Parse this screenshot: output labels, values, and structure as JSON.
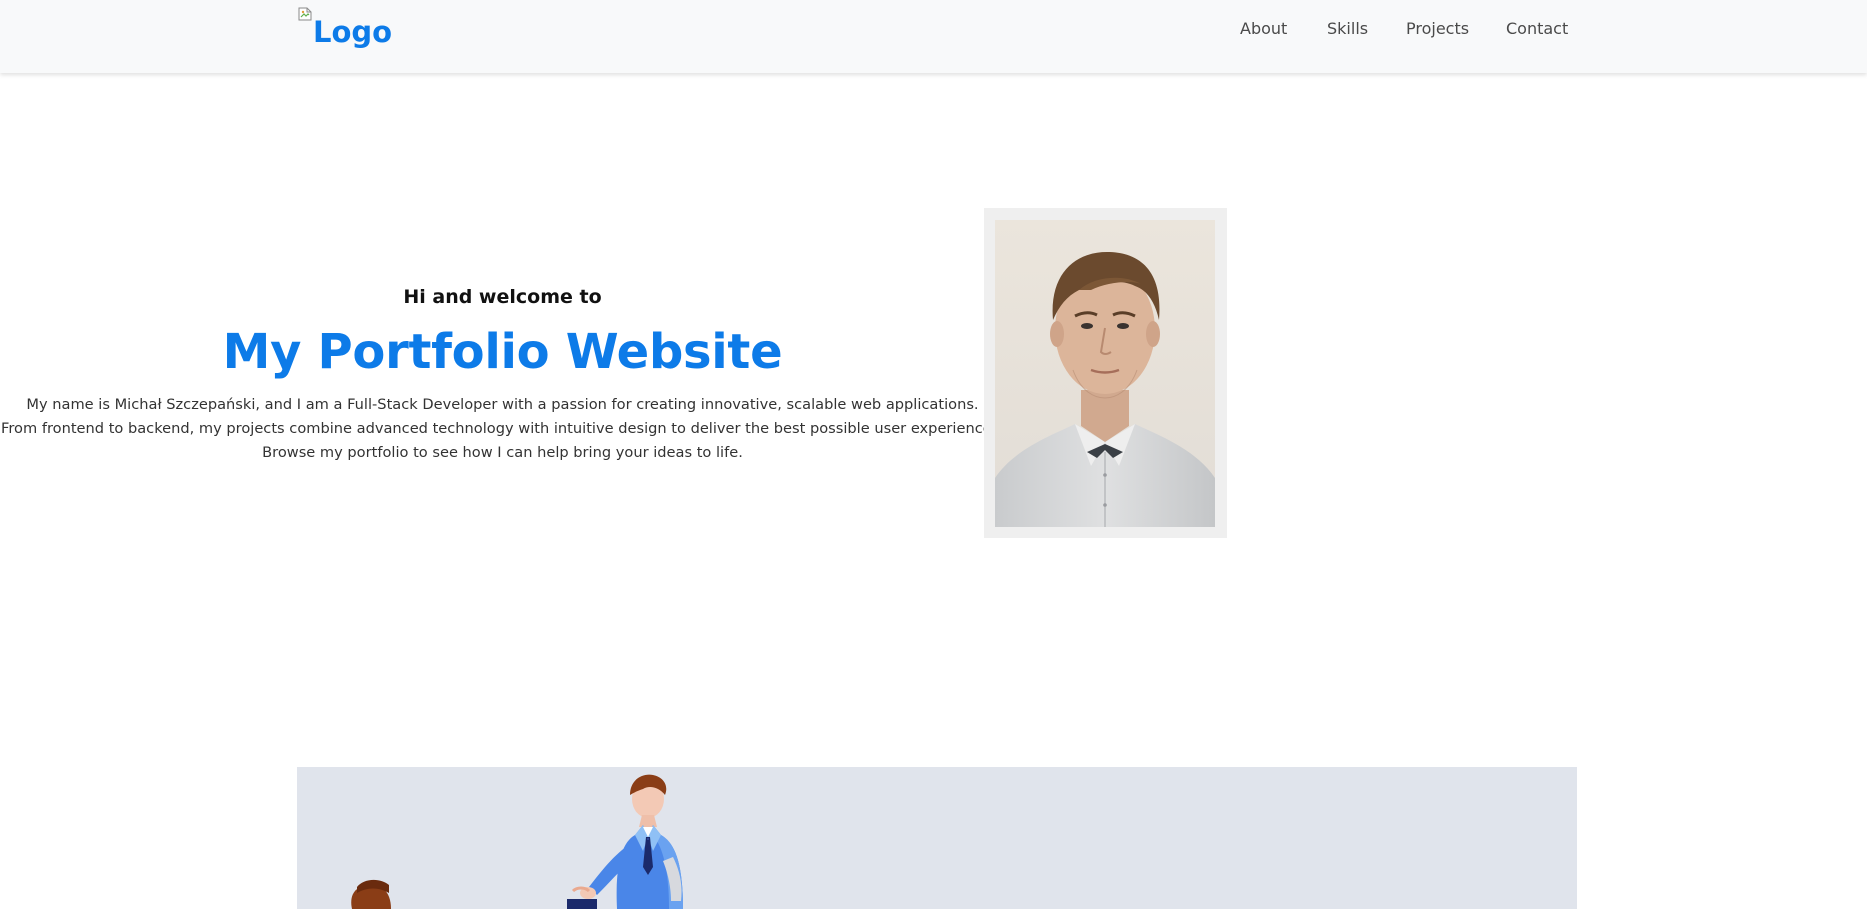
{
  "navbar": {
    "logo_alt": "Logo",
    "links": [
      "About",
      "Skills",
      "Projects",
      "Contact"
    ]
  },
  "hero": {
    "greeting": "Hi and welcome to",
    "title": "My Portfolio Website",
    "description_lines": [
      "My name is Michał Szczepański, and I am a Full-Stack Developer with a passion for creating innovative, scalable web applications.",
      "From frontend to backend, my projects combine advanced technology with intuitive design to deliver the best possible user experiences.",
      "Browse my portfolio to see how I can help bring your ideas to life."
    ]
  },
  "colors": {
    "accent": "#0d7be8",
    "navbar_bg": "#f8f9fa",
    "panel_bg": "#e0e4ec"
  },
  "icons": {
    "logo_image": "broken-image-icon",
    "profile_photo": "portrait-photo",
    "illustration": "business-people-illustration"
  }
}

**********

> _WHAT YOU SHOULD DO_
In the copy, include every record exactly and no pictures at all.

> _ANSWER TO THIS EXERCISE_
Parse this screenshot: output labels, values, and structure as JSON.
{
  "navbar": {
    "logo_alt": "Logo",
    "links": [
      "About",
      "Skills",
      "Projects",
      "Contact"
    ]
  },
  "hero": {
    "greeting": "Hi and welcome to",
    "title": "My Portfolio Website",
    "description_lines": [
      "My name is Michał Szczepański, and I am a Full-Stack Developer with a passion for creating innovative, scalable web applications.",
      "From frontend to backend, my projects combine advanced technology with intuitive design to deliver the best possible user experiences.",
      "Browse my portfolio to see how I can help bring your ideas to life."
    ]
  },
  "colors": {
    "accent": "#0d7be8",
    "navbar_bg": "#f8f9fa",
    "panel_bg": "#e0e4ec"
  },
  "icons": {
    "logo_image": "broken-image-icon",
    "profile_photo": "portrait-photo",
    "illustration": "business-people-illustration"
  }
}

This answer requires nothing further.